Man pushes to legalize pot through initiative process

Man pushes to legalize pot through initiative process »Play Video
Paul Stanford, the executive director of the Hemp and Cannabis Foundation, is working to get a measure on the 2012 ballot to legalize marijuana.

PORTLAND, Ore. – The executive director of the Hemp and Cannabis Foundation is working to get a measure on the ballot in 2012 to legalize marijuana in the state of Oregon.

Paul Stanford also says it should be taxed like cigarettes and liquor to generate millions of dollars of revenue for the state. He says it would be regulated and distributed to people over the age of 21.

“We want to regulate it so that businesses like bars and taverns that bar the admission of minors can offer that as a business,” he said.

He says it would bring a steady flow of cash for the state.

“Alcohol revenues bring in about $75 million. It will create lots of new jobs. It will create all these new industries. We think it will be billions and billions of dollars in the long run.”
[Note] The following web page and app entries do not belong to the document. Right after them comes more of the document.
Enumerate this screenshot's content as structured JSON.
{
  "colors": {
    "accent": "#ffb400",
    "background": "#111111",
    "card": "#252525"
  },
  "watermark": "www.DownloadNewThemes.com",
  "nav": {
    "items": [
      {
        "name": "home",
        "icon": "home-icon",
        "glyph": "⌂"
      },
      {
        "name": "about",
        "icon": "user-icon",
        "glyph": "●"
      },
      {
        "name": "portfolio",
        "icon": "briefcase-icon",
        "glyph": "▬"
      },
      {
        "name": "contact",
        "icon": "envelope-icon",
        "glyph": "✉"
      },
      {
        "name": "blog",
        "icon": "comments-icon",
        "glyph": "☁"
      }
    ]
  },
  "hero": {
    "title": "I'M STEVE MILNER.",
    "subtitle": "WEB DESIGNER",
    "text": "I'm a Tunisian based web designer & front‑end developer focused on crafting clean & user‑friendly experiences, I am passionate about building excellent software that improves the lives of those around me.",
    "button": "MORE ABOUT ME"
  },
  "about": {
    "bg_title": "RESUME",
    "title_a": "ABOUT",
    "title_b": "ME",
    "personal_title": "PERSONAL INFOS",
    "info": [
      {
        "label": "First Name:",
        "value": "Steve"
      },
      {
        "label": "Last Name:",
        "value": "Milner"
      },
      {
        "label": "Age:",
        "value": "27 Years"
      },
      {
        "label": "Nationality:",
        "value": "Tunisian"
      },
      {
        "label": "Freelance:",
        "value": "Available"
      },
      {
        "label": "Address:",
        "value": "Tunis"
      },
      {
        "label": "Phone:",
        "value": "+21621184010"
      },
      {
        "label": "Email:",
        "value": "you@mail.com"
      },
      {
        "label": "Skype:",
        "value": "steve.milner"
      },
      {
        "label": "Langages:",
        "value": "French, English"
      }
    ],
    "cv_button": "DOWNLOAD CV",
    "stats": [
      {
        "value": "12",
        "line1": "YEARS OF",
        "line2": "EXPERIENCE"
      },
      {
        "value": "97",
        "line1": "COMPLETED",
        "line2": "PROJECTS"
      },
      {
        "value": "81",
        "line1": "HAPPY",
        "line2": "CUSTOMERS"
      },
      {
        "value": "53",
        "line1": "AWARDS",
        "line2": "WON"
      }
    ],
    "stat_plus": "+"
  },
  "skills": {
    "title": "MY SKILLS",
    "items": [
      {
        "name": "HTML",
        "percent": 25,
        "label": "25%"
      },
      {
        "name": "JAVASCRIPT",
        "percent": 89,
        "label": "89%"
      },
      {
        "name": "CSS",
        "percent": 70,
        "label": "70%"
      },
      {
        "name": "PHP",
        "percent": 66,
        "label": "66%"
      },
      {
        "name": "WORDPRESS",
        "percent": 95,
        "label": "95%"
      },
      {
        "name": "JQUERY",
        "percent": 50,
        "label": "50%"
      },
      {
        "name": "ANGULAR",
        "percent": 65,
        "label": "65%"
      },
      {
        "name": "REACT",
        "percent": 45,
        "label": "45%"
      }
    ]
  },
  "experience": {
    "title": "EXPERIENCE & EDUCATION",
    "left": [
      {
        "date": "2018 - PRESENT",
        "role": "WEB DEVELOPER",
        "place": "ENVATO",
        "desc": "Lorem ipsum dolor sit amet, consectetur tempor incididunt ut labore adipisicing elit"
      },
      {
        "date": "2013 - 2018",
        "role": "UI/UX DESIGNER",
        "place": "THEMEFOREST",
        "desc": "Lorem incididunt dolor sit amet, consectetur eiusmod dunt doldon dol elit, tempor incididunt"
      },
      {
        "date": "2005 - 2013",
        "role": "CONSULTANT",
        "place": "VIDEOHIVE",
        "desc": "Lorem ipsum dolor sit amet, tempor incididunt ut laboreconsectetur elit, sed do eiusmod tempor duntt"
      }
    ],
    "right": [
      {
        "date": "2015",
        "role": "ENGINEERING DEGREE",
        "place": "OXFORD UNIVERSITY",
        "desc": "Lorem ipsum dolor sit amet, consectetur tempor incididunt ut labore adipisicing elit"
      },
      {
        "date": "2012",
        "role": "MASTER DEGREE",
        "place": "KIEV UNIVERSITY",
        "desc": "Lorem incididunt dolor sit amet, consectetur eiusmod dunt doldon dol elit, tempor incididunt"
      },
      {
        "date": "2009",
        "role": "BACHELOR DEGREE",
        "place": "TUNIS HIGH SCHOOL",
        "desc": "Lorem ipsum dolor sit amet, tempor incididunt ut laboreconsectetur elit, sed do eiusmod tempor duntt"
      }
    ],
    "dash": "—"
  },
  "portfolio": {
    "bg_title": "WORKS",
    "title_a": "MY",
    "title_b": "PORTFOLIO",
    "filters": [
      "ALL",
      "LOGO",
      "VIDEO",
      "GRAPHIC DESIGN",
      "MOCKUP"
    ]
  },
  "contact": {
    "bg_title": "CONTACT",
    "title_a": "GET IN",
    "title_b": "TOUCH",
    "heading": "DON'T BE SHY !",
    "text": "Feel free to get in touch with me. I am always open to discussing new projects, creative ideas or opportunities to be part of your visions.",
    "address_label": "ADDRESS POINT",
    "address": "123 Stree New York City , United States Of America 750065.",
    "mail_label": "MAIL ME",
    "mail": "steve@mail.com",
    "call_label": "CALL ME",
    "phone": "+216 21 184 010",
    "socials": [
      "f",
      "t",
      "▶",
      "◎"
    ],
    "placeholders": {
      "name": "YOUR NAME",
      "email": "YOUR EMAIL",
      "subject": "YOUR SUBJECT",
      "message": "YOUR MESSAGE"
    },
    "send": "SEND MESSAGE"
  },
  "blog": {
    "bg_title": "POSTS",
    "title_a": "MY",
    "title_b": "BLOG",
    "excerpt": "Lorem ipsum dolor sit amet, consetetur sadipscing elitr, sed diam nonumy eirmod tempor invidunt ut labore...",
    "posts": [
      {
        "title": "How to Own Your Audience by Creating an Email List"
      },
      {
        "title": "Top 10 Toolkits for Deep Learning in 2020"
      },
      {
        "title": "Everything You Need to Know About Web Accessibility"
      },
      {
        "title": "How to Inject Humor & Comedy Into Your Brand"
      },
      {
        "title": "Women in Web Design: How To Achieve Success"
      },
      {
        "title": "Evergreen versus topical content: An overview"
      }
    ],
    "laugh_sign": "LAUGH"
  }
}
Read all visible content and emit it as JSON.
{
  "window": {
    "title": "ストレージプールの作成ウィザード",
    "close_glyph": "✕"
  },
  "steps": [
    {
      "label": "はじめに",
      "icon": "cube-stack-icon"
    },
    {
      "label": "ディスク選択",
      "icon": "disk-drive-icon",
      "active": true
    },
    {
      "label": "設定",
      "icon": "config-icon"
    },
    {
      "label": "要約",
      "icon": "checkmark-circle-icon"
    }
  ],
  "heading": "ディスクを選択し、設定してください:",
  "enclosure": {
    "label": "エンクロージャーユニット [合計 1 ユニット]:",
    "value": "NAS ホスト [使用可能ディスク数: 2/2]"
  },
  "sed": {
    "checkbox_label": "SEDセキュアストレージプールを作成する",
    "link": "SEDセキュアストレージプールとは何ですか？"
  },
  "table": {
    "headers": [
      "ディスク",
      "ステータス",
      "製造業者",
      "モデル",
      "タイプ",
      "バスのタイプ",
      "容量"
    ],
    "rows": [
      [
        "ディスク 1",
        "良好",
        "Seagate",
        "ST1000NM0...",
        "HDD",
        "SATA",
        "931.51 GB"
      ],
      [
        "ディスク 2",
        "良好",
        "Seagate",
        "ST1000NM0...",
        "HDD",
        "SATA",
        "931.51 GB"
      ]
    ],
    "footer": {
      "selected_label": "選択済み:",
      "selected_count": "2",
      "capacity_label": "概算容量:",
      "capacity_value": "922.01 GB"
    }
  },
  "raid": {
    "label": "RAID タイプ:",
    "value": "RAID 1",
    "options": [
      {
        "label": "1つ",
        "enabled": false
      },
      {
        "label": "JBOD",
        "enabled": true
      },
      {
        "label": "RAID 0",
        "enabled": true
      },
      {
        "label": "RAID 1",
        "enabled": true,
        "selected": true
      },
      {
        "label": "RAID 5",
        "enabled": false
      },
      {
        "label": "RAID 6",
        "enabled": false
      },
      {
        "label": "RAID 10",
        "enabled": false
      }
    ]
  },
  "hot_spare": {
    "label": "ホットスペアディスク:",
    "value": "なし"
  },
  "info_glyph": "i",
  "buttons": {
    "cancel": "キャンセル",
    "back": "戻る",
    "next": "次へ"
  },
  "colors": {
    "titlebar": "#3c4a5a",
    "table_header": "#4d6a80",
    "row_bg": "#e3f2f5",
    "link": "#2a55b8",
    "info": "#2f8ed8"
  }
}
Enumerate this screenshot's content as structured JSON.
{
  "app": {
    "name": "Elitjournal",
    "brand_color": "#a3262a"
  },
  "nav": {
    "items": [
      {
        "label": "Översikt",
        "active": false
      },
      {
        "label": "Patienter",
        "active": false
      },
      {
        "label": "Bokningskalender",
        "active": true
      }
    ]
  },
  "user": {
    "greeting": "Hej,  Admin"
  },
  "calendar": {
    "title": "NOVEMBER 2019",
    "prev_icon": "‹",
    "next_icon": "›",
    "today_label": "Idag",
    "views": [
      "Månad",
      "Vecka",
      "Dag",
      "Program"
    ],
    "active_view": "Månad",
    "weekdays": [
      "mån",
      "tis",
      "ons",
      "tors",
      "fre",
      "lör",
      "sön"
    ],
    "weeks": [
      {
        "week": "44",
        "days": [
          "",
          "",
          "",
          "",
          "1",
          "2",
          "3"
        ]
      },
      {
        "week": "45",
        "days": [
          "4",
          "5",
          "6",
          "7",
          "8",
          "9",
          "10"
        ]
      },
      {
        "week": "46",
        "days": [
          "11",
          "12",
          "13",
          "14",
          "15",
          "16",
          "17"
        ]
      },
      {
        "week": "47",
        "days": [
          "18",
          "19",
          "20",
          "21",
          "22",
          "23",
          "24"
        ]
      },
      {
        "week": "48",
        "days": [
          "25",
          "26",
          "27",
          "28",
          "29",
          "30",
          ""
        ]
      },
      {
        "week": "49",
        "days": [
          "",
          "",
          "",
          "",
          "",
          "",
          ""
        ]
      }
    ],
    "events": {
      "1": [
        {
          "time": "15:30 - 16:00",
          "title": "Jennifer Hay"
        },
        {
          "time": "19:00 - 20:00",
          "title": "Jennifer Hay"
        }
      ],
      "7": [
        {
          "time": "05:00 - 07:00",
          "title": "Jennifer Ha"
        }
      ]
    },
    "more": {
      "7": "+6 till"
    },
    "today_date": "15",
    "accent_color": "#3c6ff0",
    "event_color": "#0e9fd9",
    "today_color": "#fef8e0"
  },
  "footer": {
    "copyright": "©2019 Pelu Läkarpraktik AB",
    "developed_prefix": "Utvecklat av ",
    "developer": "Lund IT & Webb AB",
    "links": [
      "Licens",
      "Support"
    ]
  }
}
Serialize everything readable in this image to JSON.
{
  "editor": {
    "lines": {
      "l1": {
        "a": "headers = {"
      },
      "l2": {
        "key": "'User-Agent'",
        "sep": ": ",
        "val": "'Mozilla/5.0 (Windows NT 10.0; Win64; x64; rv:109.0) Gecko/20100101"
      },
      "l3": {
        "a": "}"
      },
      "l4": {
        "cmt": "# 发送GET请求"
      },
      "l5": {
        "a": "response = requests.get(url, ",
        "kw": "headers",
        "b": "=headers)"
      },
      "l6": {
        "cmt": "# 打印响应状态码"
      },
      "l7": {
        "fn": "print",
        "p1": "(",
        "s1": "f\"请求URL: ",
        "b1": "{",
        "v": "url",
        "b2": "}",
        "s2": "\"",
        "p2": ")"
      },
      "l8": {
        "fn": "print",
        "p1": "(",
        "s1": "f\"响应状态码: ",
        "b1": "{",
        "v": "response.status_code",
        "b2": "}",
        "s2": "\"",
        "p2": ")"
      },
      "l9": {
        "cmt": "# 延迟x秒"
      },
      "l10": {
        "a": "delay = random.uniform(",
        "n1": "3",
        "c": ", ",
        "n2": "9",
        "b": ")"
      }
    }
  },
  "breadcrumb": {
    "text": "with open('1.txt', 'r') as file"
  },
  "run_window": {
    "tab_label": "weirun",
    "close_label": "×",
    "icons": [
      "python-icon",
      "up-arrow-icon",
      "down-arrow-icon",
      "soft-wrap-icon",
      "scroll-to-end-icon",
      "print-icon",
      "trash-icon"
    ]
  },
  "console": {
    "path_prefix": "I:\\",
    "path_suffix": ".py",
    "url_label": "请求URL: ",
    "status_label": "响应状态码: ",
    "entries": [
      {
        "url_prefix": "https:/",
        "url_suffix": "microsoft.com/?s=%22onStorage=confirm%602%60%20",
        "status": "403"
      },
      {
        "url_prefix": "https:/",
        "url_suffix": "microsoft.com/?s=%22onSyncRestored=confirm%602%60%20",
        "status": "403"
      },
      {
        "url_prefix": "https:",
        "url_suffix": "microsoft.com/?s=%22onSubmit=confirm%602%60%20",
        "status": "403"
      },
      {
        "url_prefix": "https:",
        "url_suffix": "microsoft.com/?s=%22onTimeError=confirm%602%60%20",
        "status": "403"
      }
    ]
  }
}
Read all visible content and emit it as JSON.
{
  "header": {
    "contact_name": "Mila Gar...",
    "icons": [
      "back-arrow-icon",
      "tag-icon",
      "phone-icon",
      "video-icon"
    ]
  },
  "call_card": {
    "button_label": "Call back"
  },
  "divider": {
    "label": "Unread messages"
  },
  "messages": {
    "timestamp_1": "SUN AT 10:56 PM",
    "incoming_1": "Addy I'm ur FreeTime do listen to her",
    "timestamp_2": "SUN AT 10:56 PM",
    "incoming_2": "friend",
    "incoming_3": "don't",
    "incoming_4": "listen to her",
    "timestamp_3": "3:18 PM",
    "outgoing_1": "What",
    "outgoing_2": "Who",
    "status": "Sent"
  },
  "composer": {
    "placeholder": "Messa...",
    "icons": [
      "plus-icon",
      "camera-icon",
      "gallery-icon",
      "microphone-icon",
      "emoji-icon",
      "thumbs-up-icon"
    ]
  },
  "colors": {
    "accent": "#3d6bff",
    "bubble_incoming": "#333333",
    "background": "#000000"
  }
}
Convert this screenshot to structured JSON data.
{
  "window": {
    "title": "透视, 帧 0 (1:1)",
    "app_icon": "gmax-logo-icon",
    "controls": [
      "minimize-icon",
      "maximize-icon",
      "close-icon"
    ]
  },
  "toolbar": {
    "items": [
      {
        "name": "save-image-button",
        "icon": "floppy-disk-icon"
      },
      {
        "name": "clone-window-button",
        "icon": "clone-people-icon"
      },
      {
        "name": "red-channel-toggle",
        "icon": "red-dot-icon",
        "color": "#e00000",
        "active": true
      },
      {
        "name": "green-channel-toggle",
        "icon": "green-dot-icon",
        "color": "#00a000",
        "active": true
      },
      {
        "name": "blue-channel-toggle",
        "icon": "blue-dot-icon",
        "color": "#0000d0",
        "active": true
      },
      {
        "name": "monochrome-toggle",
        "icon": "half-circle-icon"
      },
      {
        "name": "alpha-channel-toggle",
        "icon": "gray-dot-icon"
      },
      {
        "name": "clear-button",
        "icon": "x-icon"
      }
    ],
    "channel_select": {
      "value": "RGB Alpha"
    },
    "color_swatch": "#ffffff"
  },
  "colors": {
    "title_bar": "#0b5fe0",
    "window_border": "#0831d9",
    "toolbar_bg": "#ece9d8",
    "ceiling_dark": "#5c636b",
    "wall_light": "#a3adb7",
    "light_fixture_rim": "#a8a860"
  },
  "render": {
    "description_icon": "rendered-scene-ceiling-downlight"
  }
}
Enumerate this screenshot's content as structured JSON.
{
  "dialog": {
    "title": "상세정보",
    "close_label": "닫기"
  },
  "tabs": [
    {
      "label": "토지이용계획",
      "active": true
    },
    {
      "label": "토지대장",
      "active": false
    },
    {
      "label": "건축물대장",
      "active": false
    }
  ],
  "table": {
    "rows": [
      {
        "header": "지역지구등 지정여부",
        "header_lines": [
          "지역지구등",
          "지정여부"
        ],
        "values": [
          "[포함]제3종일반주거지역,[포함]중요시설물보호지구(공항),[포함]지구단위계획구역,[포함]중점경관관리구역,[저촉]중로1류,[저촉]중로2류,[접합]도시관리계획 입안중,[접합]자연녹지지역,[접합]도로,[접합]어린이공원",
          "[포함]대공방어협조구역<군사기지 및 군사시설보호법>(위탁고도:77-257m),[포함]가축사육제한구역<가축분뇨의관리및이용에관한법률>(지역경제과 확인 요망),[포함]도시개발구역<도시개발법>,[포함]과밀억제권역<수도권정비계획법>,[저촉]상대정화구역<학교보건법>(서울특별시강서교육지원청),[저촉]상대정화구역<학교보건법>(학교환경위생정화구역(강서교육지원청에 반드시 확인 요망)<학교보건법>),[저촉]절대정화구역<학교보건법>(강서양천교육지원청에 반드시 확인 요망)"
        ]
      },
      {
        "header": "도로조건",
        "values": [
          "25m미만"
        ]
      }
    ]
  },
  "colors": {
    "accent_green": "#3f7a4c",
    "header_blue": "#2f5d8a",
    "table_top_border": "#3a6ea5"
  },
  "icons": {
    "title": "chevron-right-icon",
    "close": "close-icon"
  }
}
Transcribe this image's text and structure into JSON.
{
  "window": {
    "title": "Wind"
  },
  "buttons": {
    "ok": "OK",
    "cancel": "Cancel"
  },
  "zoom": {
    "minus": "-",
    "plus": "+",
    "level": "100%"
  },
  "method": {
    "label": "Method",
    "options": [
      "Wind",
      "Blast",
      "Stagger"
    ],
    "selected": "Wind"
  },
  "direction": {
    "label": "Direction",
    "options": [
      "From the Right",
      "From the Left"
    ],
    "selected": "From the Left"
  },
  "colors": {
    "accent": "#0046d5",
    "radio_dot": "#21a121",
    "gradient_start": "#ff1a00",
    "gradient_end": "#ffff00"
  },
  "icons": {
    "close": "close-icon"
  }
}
Some say it’s a drug that is safer than beer and wine.

“It affects your brain differently,” said Chris Becket, who agrees with the idea. “I don’t think it affects it as severely as alcohol does, especially when you’re driving.”

But not everyone is ready to walk through a haze of smoke.

“Typically, people that are smoking marijuana become more apathetic, and they lose their desire to get out, work and accomplish things,” said Wayne Turner.

About 90 percent of the revenue brought in would go to the state’s general fund. In order to get the idea on the ballot, Stanford needs to get nearly 90,000 signatures.